■ **WHAT TO WORK ON**:
All entries that follow are to be printed exactly as written.

■ **DATA EXCERPTS**:
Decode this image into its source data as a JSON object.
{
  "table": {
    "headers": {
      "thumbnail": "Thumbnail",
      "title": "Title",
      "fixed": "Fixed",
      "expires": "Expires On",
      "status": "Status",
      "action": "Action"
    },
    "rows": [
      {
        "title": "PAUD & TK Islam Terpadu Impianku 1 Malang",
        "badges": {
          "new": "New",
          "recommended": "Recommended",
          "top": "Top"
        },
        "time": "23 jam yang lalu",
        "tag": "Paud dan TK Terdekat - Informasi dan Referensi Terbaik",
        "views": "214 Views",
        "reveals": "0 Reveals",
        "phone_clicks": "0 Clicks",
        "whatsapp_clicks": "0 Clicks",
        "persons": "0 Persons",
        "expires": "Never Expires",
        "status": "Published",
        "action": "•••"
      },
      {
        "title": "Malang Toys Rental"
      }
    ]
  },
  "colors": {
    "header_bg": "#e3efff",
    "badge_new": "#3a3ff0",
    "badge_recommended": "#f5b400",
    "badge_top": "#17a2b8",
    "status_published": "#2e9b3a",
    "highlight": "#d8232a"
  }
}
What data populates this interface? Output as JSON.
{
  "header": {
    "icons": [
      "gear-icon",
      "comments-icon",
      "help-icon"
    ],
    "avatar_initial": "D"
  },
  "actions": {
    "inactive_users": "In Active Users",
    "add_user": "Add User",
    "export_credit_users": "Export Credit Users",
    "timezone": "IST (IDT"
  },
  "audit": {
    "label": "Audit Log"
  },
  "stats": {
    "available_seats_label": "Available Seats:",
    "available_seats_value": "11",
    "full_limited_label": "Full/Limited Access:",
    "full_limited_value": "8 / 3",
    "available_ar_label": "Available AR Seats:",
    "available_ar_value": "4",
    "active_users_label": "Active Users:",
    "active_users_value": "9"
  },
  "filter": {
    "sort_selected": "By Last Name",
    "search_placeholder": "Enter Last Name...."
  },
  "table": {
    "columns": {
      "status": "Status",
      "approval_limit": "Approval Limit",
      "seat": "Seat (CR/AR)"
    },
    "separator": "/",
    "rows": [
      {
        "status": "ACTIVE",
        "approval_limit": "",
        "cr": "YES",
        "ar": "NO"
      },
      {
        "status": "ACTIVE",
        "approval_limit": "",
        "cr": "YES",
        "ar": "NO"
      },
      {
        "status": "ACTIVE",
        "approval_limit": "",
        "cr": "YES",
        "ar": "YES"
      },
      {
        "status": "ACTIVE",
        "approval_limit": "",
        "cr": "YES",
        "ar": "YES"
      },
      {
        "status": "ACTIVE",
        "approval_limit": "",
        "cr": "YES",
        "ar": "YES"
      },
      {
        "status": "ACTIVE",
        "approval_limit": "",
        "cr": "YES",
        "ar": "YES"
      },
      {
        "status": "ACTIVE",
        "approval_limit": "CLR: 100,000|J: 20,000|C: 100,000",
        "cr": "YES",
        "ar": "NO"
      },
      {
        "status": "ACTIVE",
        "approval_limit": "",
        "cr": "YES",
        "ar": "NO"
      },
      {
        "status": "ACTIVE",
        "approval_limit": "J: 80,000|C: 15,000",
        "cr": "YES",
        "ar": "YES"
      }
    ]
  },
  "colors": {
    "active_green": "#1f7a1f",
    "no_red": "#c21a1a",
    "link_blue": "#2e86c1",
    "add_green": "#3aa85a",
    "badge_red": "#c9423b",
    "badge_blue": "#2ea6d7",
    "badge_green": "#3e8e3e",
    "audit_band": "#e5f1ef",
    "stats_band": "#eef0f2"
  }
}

■ **RESPONSE**:
Decode this image into its source data as a JSON object.
{
  "table": {
    "headers": {
      "thumbnail": "Thumbnail",
      "title": "Title",
      "fixed": "Fixed",
      "expires": "Expires On",
      "status": "Status",
      "action": "Action"
    },
    "rows": [
      {
        "title": "PAUD & TK Islam Terpadu Impianku 1 Malang",
        "badges": {
          "new": "New",
          "recommended": "Recommended",
          "top": "Top"
        },
        "time": "23 jam yang lalu",
        "tag": "Paud dan TK Terdekat - Informasi dan Referensi Terbaik",
        "views": "214 Views",
        "reveals": "0 Reveals",
        "phone_clicks": "0 Clicks",
        "whatsapp_clicks": "0 Clicks",
        "persons": "0 Persons",
        "expires": "Never Expires",
        "status": "Published",
        "action": "•••"
      },
      {
        "title": "Malang Toys Rental"
      }
    ]
  },
  "colors": {
    "header_bg": "#e3efff",
    "badge_new": "#3a3ff0",
    "badge_recommended": "#f5b400",
    "badge_top": "#17a2b8",
    "status_published": "#2e9b3a",
    "highlight": "#d8232a"
  }
}
What data populates this interface? Output as JSON.
{
  "header": {
    "icons": [
      "gear-icon",
      "comments-icon",
      "help-icon"
    ],
    "avatar_initial": "D"
  },
  "actions": {
    "inactive_users": "In Active Users",
    "add_user": "Add User",
    "export_credit_users": "Export Credit Users",
    "timezone": "IST (IDT"
  },
  "audit": {
    "label": "Audit Log"
  },
  "stats": {
    "available_seats_label": "Available Seats:",
    "available_seats_value": "11",
    "full_limited_label": "Full/Limited Access:",
    "full_limited_value": "8 / 3",
    "available_ar_label": "Available AR Seats:",
    "available_ar_value": "4",
    "active_users_label": "Active Users:",
    "active_users_value": "9"
  },
  "filter": {
    "sort_selected": "By Last Name",
    "search_placeholder": "Enter Last Name...."
  },
  "table": {
    "columns": {
      "status": "Status",
      "approval_limit": "Approval Limit",
      "seat": "Seat (CR/AR)"
    },
    "separator": "/",
    "rows": [
      {
        "status": "ACTIVE",
        "approval_limit": "",
        "cr": "YES",
        "ar": "NO"
      },
      {
        "status": "ACTIVE",
        "approval_limit": "",
        "cr": "YES",
        "ar": "NO"
      },
      {
        "status": "ACTIVE",
        "approval_limit": "",
        "cr": "YES",
        "ar": "YES"
      },
      {
        "status": "ACTIVE",
        "approval_limit": "",
        "cr": "YES",
        "ar": "YES"
      },
      {
        "status": "ACTIVE",
        "approval_limit": "",
        "cr": "YES",
        "ar": "YES"
      },
      {
        "status": "ACTIVE",
        "approval_limit": "",
        "cr": "YES",
        "ar": "YES"
      },
      {
        "status": "ACTIVE",
        "approval_limit": "CLR: 100,000|J: 20,000|C: 100,000",
        "cr": "YES",
        "ar": "NO"
      },
      {
        "status": "ACTIVE",
        "approval_limit": "",
        "cr": "YES",
        "ar": "NO"
      },
      {
        "status": "ACTIVE",
        "approval_limit": "J: 80,000|C: 15,000",
        "cr": "YES",
        "ar": "YES"
      }
    ]
  },
  "colors": {
    "active_green": "#1f7a1f",
    "no_red": "#c21a1a",
    "link_blue": "#2e86c1",
    "add_green": "#3aa85a",
    "badge_red": "#c9423b",
    "badge_blue": "#2ea6d7",
    "badge_green": "#3e8e3e",
    "audit_band": "#e5f1ef",
    "stats_band": "#eef0f2"
  }
}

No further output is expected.